DIRECTIONS FOR THIS TASK >>
Lines with the word "GitHub" are the answer; copy each of them from the data below.

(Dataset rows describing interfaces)
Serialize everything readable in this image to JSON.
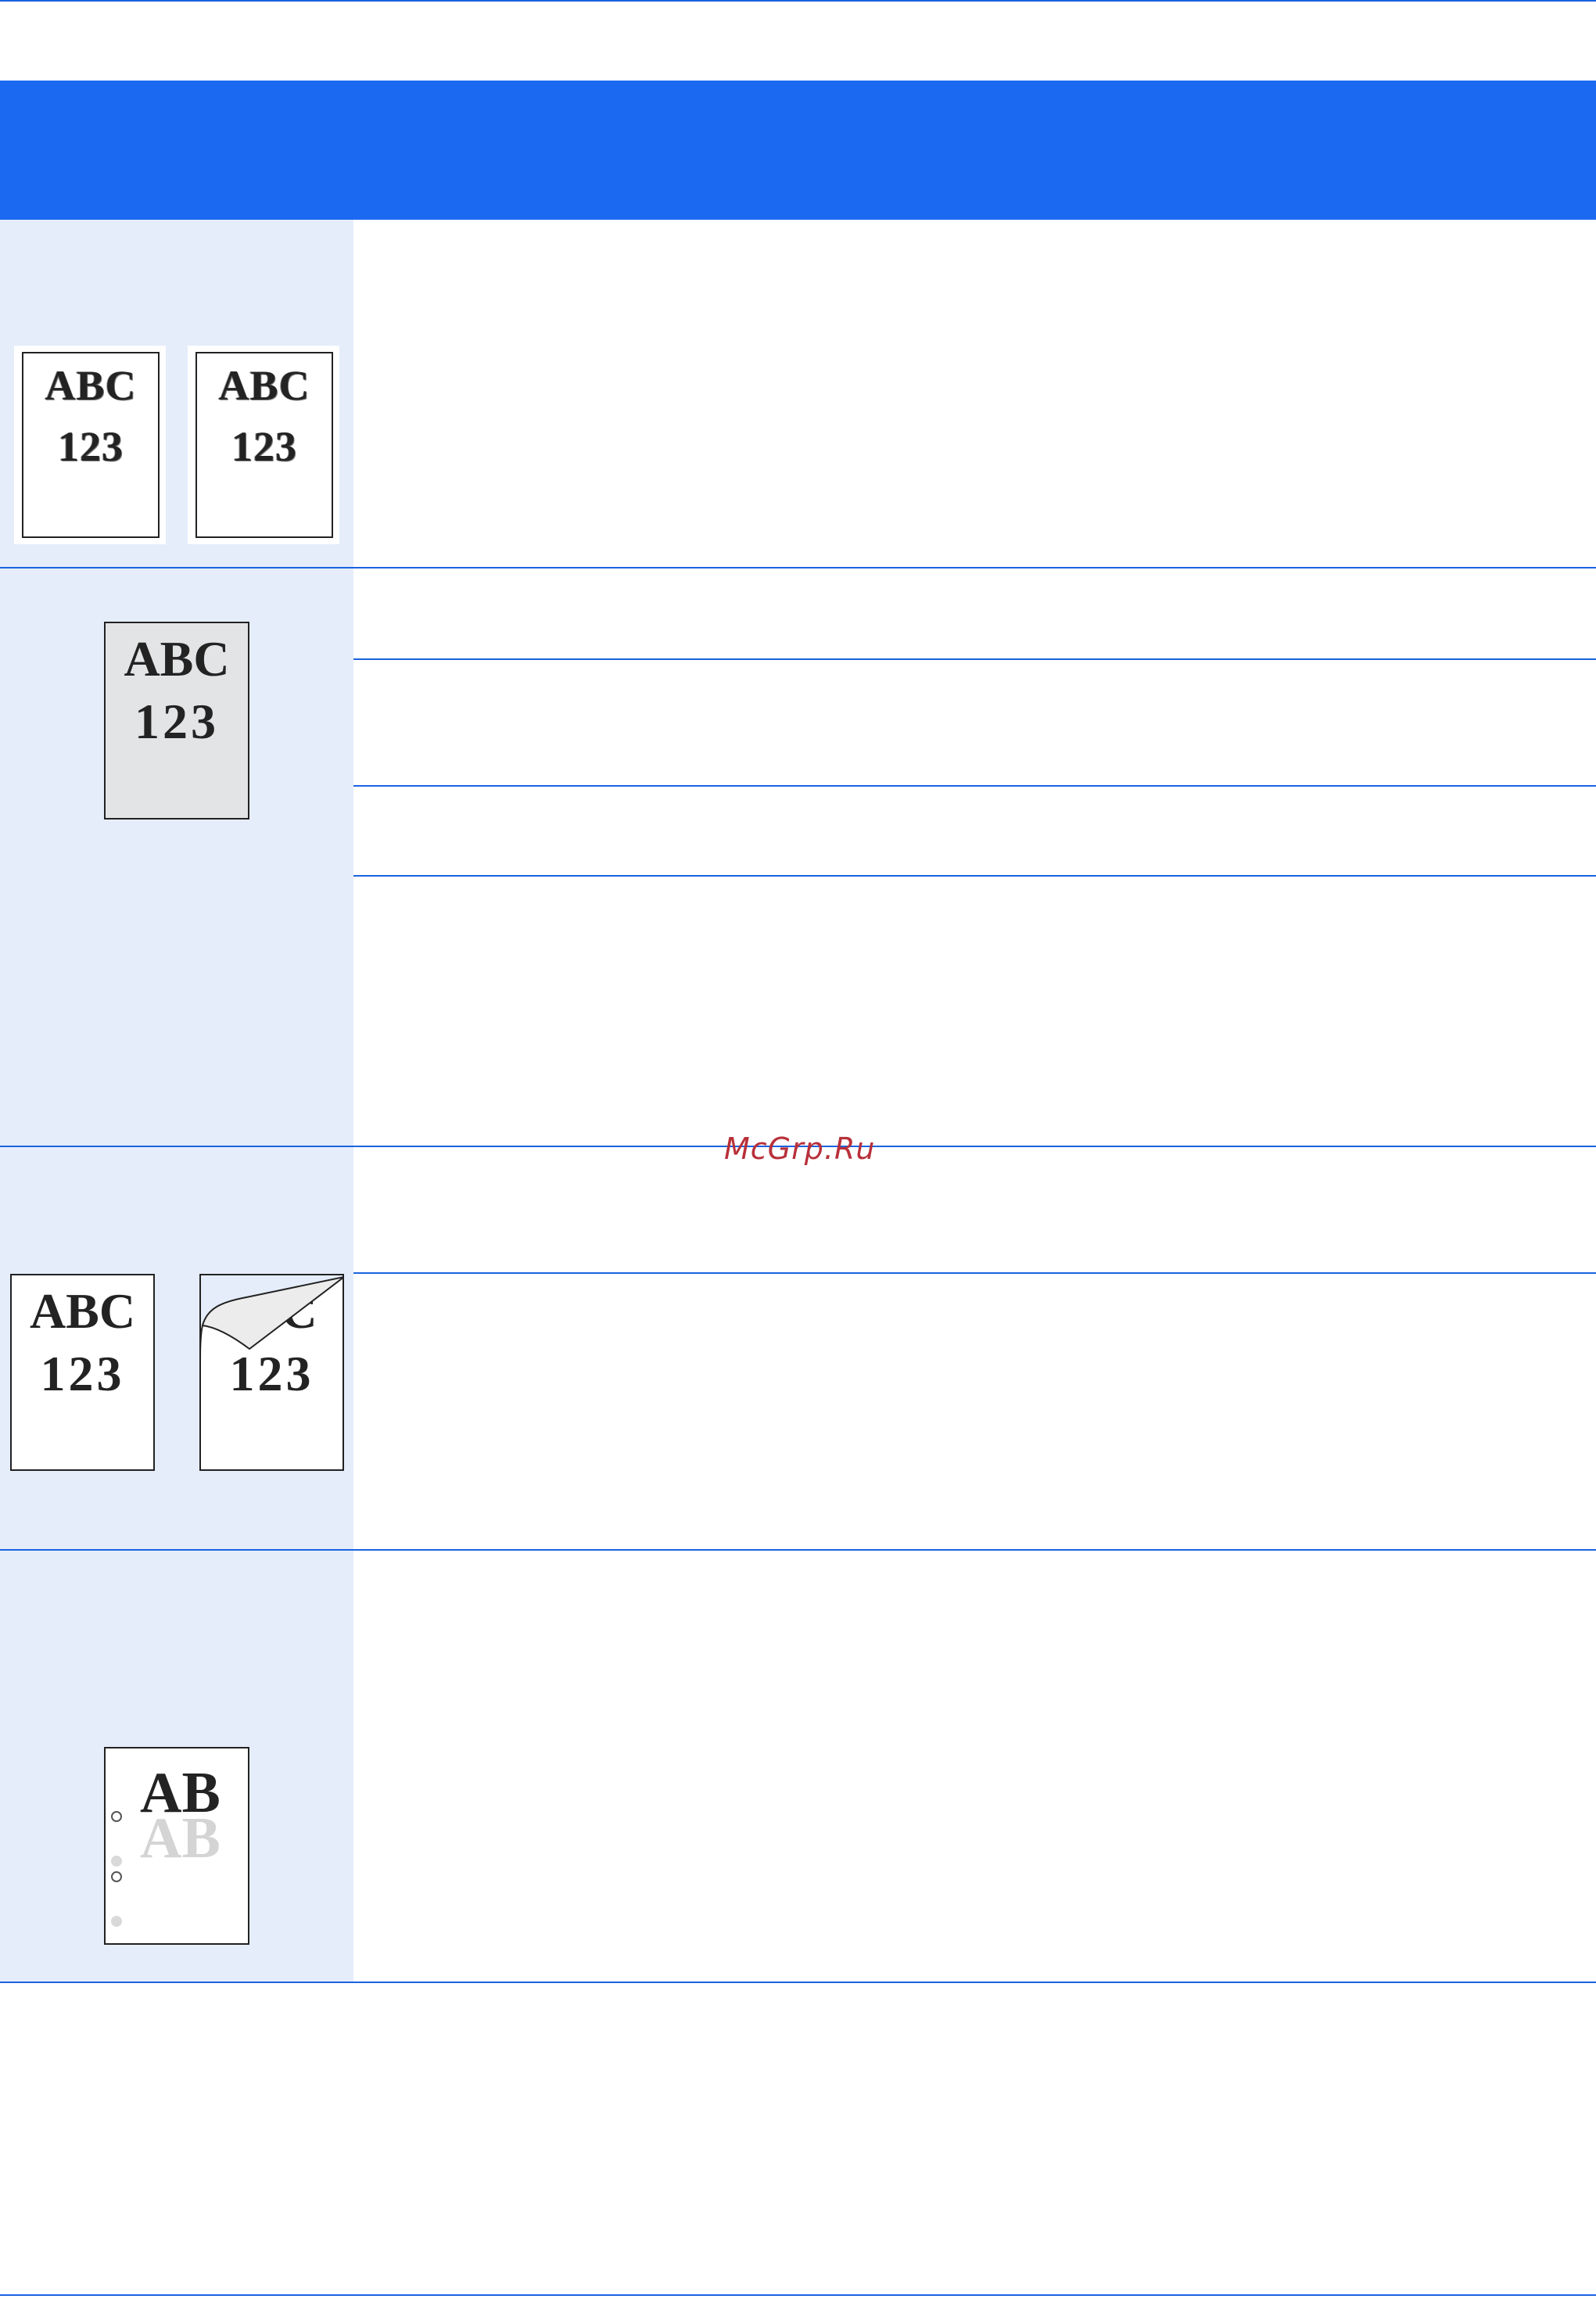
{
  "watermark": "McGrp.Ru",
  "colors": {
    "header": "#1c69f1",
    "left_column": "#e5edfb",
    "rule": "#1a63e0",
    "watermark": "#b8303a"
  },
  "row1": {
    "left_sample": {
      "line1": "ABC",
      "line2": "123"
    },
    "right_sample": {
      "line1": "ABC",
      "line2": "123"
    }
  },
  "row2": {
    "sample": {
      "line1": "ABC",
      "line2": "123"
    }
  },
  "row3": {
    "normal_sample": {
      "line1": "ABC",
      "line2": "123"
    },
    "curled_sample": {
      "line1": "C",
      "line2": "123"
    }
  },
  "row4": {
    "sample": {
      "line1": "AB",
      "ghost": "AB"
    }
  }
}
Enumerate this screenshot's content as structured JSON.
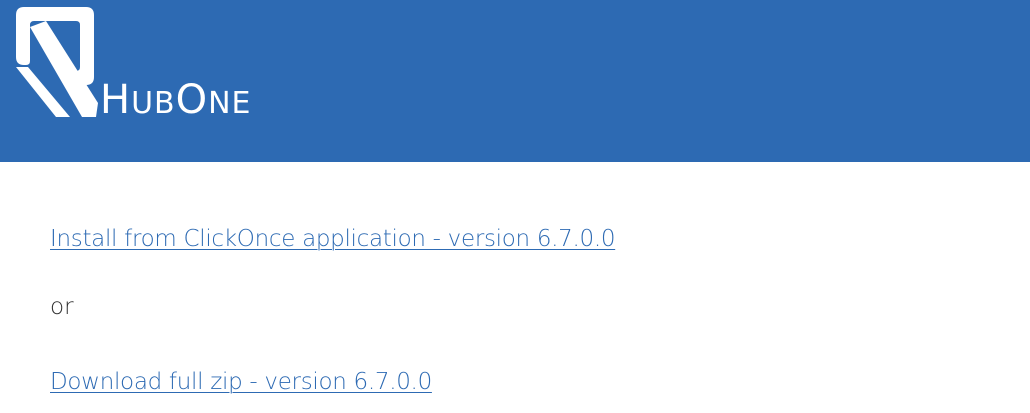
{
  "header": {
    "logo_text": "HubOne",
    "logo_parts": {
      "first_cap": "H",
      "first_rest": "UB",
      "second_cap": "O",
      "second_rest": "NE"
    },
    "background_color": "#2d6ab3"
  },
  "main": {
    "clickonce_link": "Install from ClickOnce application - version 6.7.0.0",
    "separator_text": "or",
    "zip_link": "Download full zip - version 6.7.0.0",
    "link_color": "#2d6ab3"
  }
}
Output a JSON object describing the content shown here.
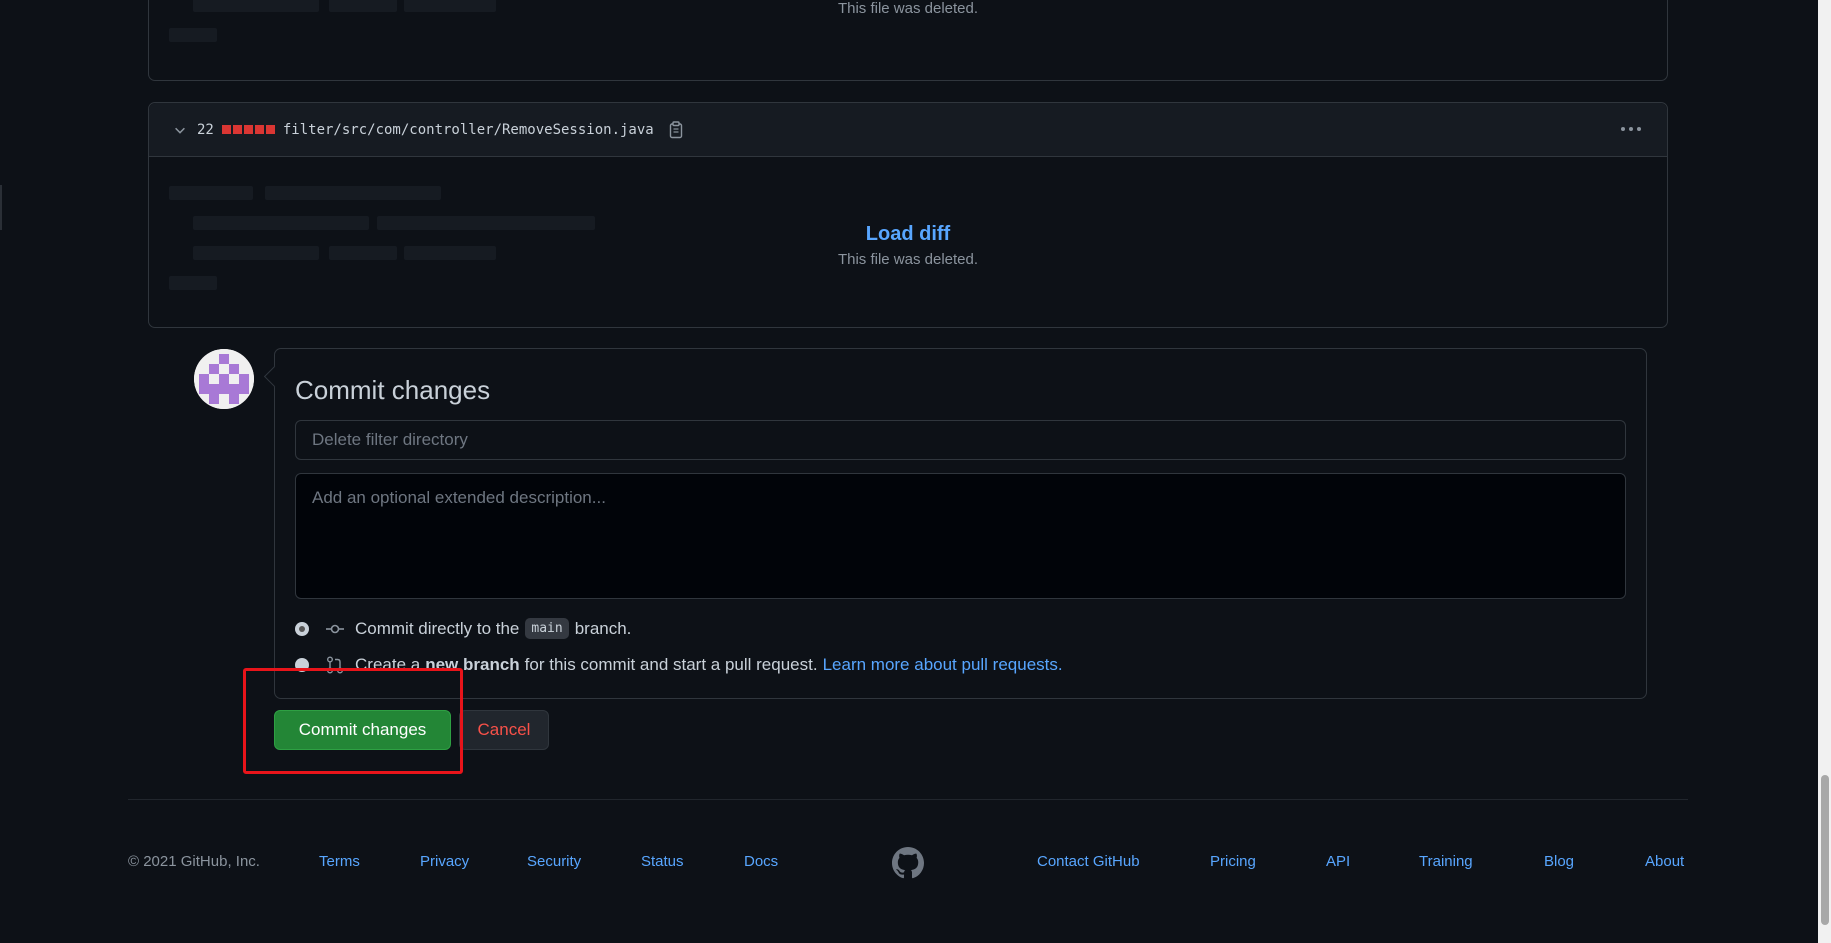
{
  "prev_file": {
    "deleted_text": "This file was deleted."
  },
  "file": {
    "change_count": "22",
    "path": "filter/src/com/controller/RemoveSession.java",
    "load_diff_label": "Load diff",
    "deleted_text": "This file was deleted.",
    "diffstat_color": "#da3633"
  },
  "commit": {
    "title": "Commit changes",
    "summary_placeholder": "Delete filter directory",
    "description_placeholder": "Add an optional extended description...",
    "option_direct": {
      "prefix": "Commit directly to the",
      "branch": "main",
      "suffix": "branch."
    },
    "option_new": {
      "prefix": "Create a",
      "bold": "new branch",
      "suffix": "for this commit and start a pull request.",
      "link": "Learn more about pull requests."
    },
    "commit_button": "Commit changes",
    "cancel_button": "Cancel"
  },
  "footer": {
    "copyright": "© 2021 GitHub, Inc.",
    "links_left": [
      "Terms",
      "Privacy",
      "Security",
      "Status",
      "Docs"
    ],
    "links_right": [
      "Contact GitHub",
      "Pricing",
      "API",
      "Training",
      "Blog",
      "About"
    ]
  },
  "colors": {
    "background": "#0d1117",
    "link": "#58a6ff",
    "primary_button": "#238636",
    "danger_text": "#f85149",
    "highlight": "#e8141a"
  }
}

ANSWER SECTION >>
    "copyright": "© 2021 GitHub, Inc.",
      "Contact GitHub",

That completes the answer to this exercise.